When it comes to stadium policy in Minnesota, there is only one universal truth the Twins cannot survive in the Metrodome in the long run. That 24 year-old concrete bowl in downtown Minneapolis is currently the worst stadium in major league baseball. The stifling atmosphere, ill-positioned baseball seats, artificial playing surface and aesthetics (or lack thereof) are just depressing. Yet the Dome's most damning characteristic stems from its very outdatedness. Simply put, the Twins cannot remain a financially viable major league franchise in their current stadium. The reasons are myriad, but the truth is undeniable.
The stadium saga began nine long years ago, when, taking their cue from other teams in the league, the Twins went to the Minnesota state legislature and made their first plea for a new home. The team was shot down that year and the next, and the next and every single year since then. We've seen referendums defeated, legislative bills killed in committee, bills trounced in both the House and Senate and some plans that never even garnered a vote. In that time, the state's budget has gone from deficit to surplus and back to deficit, but this singular issue has always loomed overhead, like a rain delay that just won't go away.
Since this debate began back in 1996, almost half of the league's 30 teams have opened or procured new venues.

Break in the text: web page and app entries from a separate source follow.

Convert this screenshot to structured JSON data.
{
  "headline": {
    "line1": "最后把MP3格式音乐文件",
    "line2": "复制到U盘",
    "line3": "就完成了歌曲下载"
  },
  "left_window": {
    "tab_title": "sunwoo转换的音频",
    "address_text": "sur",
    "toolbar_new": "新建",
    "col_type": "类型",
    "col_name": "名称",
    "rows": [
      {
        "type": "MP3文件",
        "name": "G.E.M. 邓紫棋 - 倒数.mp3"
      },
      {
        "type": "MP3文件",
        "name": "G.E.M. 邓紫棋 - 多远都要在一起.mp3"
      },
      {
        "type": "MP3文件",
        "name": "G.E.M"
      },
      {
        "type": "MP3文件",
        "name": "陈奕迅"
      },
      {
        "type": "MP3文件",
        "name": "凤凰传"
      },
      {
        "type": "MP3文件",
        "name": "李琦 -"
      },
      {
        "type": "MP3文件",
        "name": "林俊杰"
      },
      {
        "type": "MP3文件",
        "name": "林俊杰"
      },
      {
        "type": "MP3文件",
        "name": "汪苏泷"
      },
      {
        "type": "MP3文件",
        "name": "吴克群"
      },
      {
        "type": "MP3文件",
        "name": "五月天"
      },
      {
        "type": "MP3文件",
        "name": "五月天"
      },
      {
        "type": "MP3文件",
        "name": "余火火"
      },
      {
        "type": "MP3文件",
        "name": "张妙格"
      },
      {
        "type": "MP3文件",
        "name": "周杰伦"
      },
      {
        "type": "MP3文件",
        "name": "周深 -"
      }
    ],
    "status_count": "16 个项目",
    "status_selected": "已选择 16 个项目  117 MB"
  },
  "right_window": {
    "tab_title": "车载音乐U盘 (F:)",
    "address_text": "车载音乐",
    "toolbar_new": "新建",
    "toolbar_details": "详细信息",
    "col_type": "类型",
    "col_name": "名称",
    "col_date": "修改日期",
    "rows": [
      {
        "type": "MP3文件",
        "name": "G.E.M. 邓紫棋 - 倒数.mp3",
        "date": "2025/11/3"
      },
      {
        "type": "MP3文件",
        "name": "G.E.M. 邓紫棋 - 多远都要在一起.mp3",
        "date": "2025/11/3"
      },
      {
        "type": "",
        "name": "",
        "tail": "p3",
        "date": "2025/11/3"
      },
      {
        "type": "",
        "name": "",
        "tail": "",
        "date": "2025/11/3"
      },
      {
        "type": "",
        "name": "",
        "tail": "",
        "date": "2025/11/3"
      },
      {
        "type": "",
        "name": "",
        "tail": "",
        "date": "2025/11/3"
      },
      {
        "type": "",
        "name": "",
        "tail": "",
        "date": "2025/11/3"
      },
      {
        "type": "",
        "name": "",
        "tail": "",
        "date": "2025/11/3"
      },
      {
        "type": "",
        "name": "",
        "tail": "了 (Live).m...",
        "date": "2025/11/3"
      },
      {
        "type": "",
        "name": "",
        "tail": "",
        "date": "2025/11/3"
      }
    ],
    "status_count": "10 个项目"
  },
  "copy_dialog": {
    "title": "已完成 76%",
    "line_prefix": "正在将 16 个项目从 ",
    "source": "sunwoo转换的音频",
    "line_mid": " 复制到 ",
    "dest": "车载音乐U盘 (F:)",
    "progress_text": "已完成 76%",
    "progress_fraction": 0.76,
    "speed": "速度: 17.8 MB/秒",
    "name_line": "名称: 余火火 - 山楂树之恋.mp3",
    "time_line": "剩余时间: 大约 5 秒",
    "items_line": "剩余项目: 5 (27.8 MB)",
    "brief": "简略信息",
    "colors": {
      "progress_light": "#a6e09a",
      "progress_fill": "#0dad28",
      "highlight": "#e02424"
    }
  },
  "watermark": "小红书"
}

Stadiums have sprung up in such unlikely places as Pittsburgh, Milwaukee, Cincinnati and Detroit. But in a state which consistently ranks among America's most sports-centric, we have been unable, despite nearly a decade of trying, to decide on a workable plan which will allow the state's most successful sports franchise to depart from the football stadium in which they currently reside.
Tired is the word which best describes the stadium movement in Minnesota today. Twins officials are tired of courting public approval on such an unpopular issue. Twins fans are tired of hearing both sides reiterate the same old arguments. Public officials are tired of encountering the same roadblocks that have stalled this issue for much of the past decade. Everyone involved would like to see this issue resolved, one way or another. The choice is clear either approve the new stadium, or the state loses baseball. Rarely do such complicated issues boil down so simply, but that is indeed the case in this instance.

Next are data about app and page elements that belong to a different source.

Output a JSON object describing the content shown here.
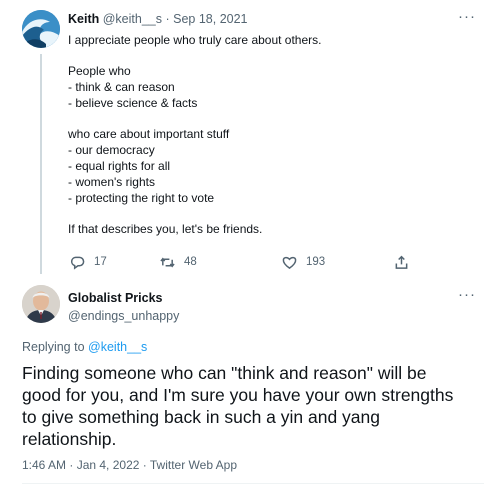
{
  "parent_tweet": {
    "author_name": "Keith",
    "author_handle": "@keith__s",
    "separator": "·",
    "date": "Sep 18, 2021",
    "more_glyph": "···",
    "body_lines": [
      "I appreciate people who truly care about others.",
      "",
      "People who",
      "- think & can reason",
      "- believe science & facts",
      "",
      "who care about important stuff",
      "- our democracy",
      "- equal rights for all",
      "- women's rights",
      "- protecting the right to vote",
      "",
      "If that describes you, let's be friends."
    ],
    "reply_count": "17",
    "retweet_count": "48",
    "like_count": "193",
    "icons": [
      "reply-icon",
      "retweet-icon",
      "like-icon",
      "share-icon"
    ]
  },
  "reply_tweet": {
    "author_name": "Globalist Pricks",
    "author_handle": "@endings_unhappy",
    "more_glyph": "···",
    "replying_to_label": "Replying to",
    "replying_to_handle": "@keith__s",
    "body_lines": [
      "Finding someone who can \"think and reason\" will be",
      "good for you, and I'm sure you have your own strengths",
      "to give something back in such a yin and yang",
      "relationship."
    ],
    "timestamp": "1:46 AM · Jan 4, 2022 · Twitter Web App"
  },
  "colors": {
    "text": "#0f1419",
    "secondary": "#536471",
    "link": "#1d9bf0",
    "thread_line": "#cfd9de"
  }
}
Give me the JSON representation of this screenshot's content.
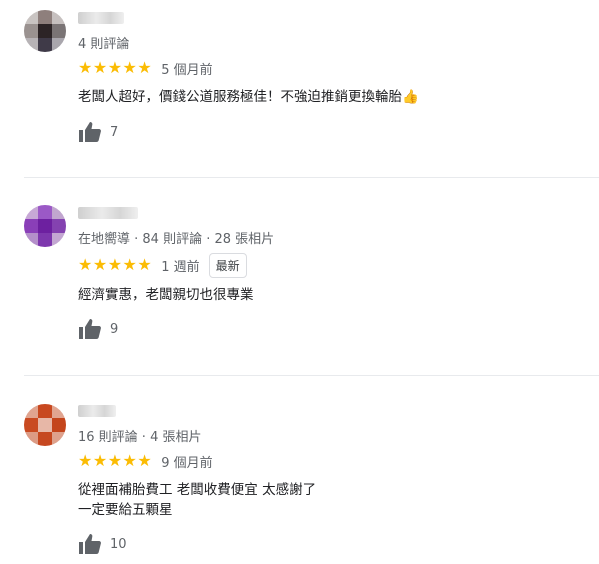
{
  "reviews": [
    {
      "meta": "4 則評論",
      "stars": 5,
      "date": "5 個月前",
      "badge": "",
      "text_lines": [
        "老闆人超好，價錢公道服務極佳！不強迫推銷更換輪胎👍"
      ],
      "likes": "7"
    },
    {
      "meta": "在地嚮導 · 84 則評論 · 28 張相片",
      "stars": 5,
      "date": "1 週前",
      "badge": "最新",
      "text_lines": [
        "經濟實惠，老闆親切也很專業"
      ],
      "likes": "9"
    },
    {
      "meta": "16 則評論 · 4 張相片",
      "stars": 5,
      "date": "9 個月前",
      "badge": "",
      "text_lines": [
        "從裡面補胎費工  老闆收費便宜  太感謝了",
        "一定要給五顆星"
      ],
      "likes": "10"
    }
  ],
  "icons": {
    "star": "star-icon",
    "like": "thumbs-up-icon"
  },
  "colors": {
    "star": "#fbbc04",
    "secondary_text": "#5f6368",
    "divider": "#e8eaed"
  }
}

When last week's plan was first announced, the prevailing mood was one of cautious optimism. It seemed almost too good to be true: no state money involved (a key sticking point in previous negotiations), a specific site with infrastructure and easy public access already in place, an infinitesimal tax hit spread out over many years and a generous up-front contribution from the team.
Yet in the true spirit of Minnesotan political indecisiveness, even this seemingly win-win situation has little chance of actually becoming a reality. Although the Hennepin County Board approved the ballpark plan earlier this week, the issue must still be voted on in the Minnesota state legislature, arguably the most maddeningly egalitarian political body in the country. In the off-chance that this issue even comes to a vote before the session ends in a few weeks (naturally, the legislature still has many other key bills to pass this year), it is unlikely that the a majority of the state's top politicians will suddenly come to a consensus on an issue they have successfully skirted for years.

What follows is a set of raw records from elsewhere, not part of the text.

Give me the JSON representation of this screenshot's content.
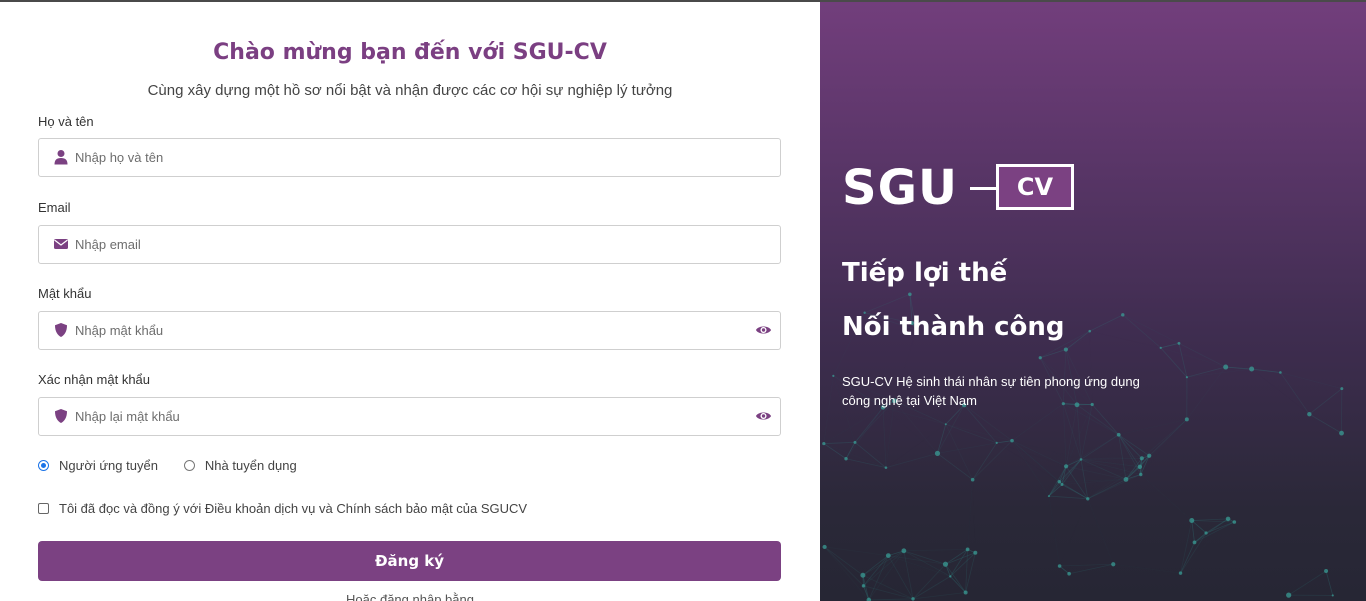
{
  "form": {
    "title": "Chào mừng bạn đến với SGU-CV",
    "subtitle": "Cùng xây dựng một hồ sơ nổi bật và nhận được các cơ hội sự nghiệp lý tưởng",
    "fullname": {
      "label": "Họ và tên",
      "placeholder": "Nhập họ và tên",
      "value": "",
      "icon": "user-icon"
    },
    "email": {
      "label": "Email",
      "placeholder": "Nhập email",
      "value": "",
      "icon": "envelope-icon"
    },
    "password": {
      "label": "Mật khẩu",
      "placeholder": "Nhập mật khẩu",
      "value": "",
      "icon": "shield-icon"
    },
    "confirm_password": {
      "label": "Xác nhận mật khẩu",
      "placeholder": "Nhập lại mật khẩu",
      "value": "",
      "icon": "shield-icon"
    },
    "role_options": [
      {
        "label": "Người ứng tuyển",
        "checked": true
      },
      {
        "label": "Nhà tuyển dụng",
        "checked": false
      }
    ],
    "agree_text": "Tôi đã đọc và đồng ý với Điều khoản dịch vụ và Chính sách bảo mật của SGUCV",
    "agree_checked": false,
    "submit_label": "Đăng ký",
    "alt_login_text": "Hoặc đăng nhập bằng"
  },
  "brand": {
    "logo_main": "SGU",
    "logo_box": "CV",
    "headline_1": "Tiếp lợi thế",
    "headline_2": "Nối thành công",
    "description": "SGU-CV Hệ sinh thái nhân sự tiên phong ứng dụng công nghệ tại Việt Nam"
  },
  "colors": {
    "accent": "#7b4182",
    "title": "#7b3f82",
    "radio_checked": "#1a73e8",
    "panel_top": "#723e7c",
    "panel_bottom": "#262634",
    "network_line": "#2f7f7f"
  }
}
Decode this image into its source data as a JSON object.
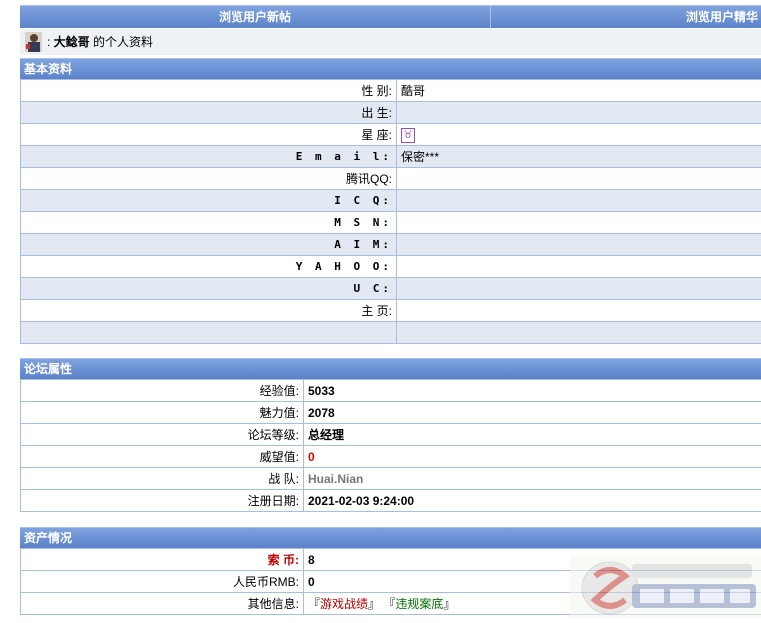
{
  "nav": {
    "tab1": "浏览用户新帖",
    "tab2": "浏览用户精华"
  },
  "user": {
    "name": "大鲶哥",
    "suffix": "的个人资料"
  },
  "basic": {
    "title": "基本资料",
    "rows": [
      {
        "label": "性 别:",
        "value": "酷哥"
      },
      {
        "label": "出 生:",
        "value": ""
      },
      {
        "label": "星 座:",
        "value": "♉"
      },
      {
        "label": "E m a i l:",
        "value": "保密***"
      },
      {
        "label": "腾讯QQ:",
        "value": ""
      },
      {
        "label": "I C Q:",
        "value": ""
      },
      {
        "label": "M S N:",
        "value": ""
      },
      {
        "label": "A I M:",
        "value": ""
      },
      {
        "label": "Y A H O O:",
        "value": ""
      },
      {
        "label": "U C:",
        "value": ""
      },
      {
        "label": "主 页:",
        "value": ""
      }
    ]
  },
  "forum": {
    "title": "论坛属性",
    "rows": [
      {
        "label": "经验值:",
        "value": "5033"
      },
      {
        "label": "魅力值:",
        "value": "2078"
      },
      {
        "label": "论坛等级:",
        "value": "总经理"
      },
      {
        "label": "威望值:",
        "value": "0"
      },
      {
        "label": "战 队:",
        "value": "Huai.Nian"
      },
      {
        "label": "注册日期:",
        "value": "2021-02-03 9:24:00"
      }
    ]
  },
  "assets": {
    "title": "资产情况",
    "rows": [
      {
        "label": "索 币:",
        "value": "8"
      },
      {
        "label": "人民币RMB:",
        "value": "0"
      },
      {
        "label": "其他信息:",
        "value": ""
      }
    ],
    "links": {
      "open1": "『",
      "link1": "游戏战绩",
      "close1": "』",
      "open2": "『",
      "link2": "违规案底",
      "close2": "』"
    }
  },
  "colors": {
    "header": "#6b8fd3",
    "row_alt": "#e3e9f3",
    "border": "#a8bedf"
  }
}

However, what many lawmakers probably do not realize is that this may very well be the last gasp of the stadium movement. Both Pohlad and Twins president Jerry Bell have been unusually reserved when talking about the latest plan, an indication that they may be on the verge of giving up if it doesnt go through. Contraction, thwarted in 2002, may once again rear its ugly head in 2007, making the Twins prime candidates for the chopping block. If no new stadium deal can be reached in the near future, the Minnesota Twins may very well cease to exist.
If that day comes, well all be ashamed to call ourselves Minnesotans